**Task instructions:** From the first entry to the last, copy everything exactly except the pictures.

**Data extract:**
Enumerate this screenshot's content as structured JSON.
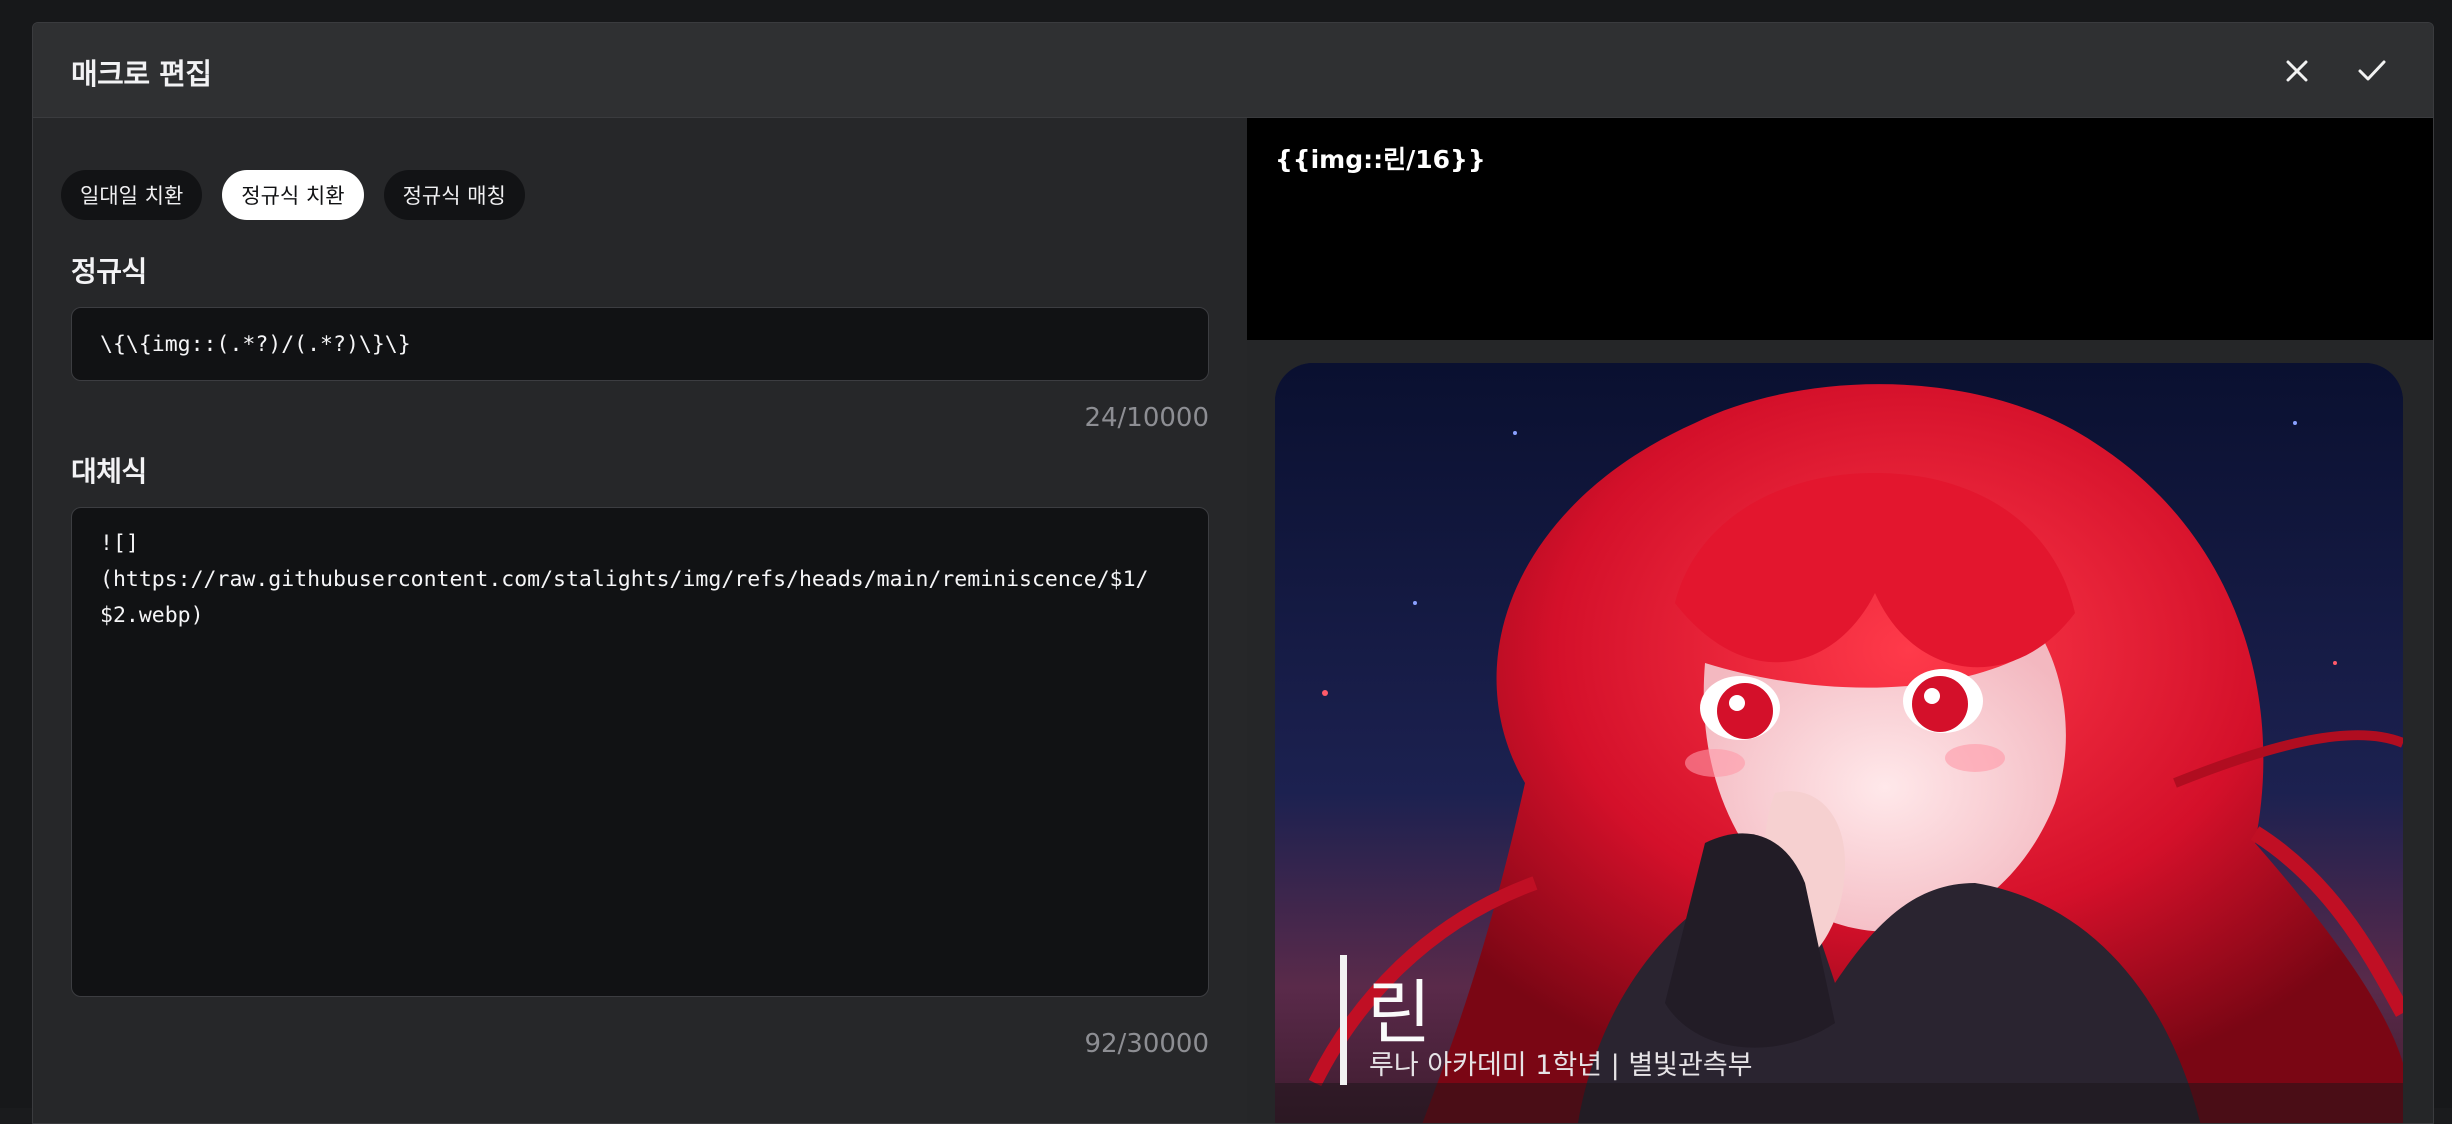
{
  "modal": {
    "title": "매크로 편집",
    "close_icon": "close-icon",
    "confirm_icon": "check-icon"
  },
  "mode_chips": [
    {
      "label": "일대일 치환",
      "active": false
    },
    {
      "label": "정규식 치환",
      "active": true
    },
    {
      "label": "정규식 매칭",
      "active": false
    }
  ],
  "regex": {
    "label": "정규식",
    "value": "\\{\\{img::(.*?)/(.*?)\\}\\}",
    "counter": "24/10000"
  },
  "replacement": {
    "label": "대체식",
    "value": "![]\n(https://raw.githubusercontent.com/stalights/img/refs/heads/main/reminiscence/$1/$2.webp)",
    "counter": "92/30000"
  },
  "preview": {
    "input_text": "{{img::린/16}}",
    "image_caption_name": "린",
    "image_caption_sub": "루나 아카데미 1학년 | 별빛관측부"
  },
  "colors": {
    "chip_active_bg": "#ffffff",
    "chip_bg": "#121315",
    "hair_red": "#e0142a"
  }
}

**Exercise response:**
Enumerate this screenshot's content as structured JSON.
{
  "modal": {
    "title": "매크로 편집",
    "close_icon": "close-icon",
    "confirm_icon": "check-icon"
  },
  "mode_chips": [
    {
      "label": "일대일 치환",
      "active": false
    },
    {
      "label": "정규식 치환",
      "active": true
    },
    {
      "label": "정규식 매칭",
      "active": false
    }
  ],
  "regex": {
    "label": "정규식",
    "value": "\\{\\{img::(.*?)/(.*?)\\}\\}",
    "counter": "24/10000"
  },
  "replacement": {
    "label": "대체식",
    "value": "![]\n(https://raw.githubusercontent.com/stalights/img/refs/heads/main/reminiscence/$1/$2.webp)",
    "counter": "92/30000"
  },
  "preview": {
    "input_text": "{{img::린/16}}",
    "image_caption_name": "린",
    "image_caption_sub": "루나 아카데미 1학년 | 별빛관측부"
  },
  "colors": {
    "chip_active_bg": "#ffffff",
    "chip_bg": "#121315",
    "hair_red": "#e0142a"
  }
}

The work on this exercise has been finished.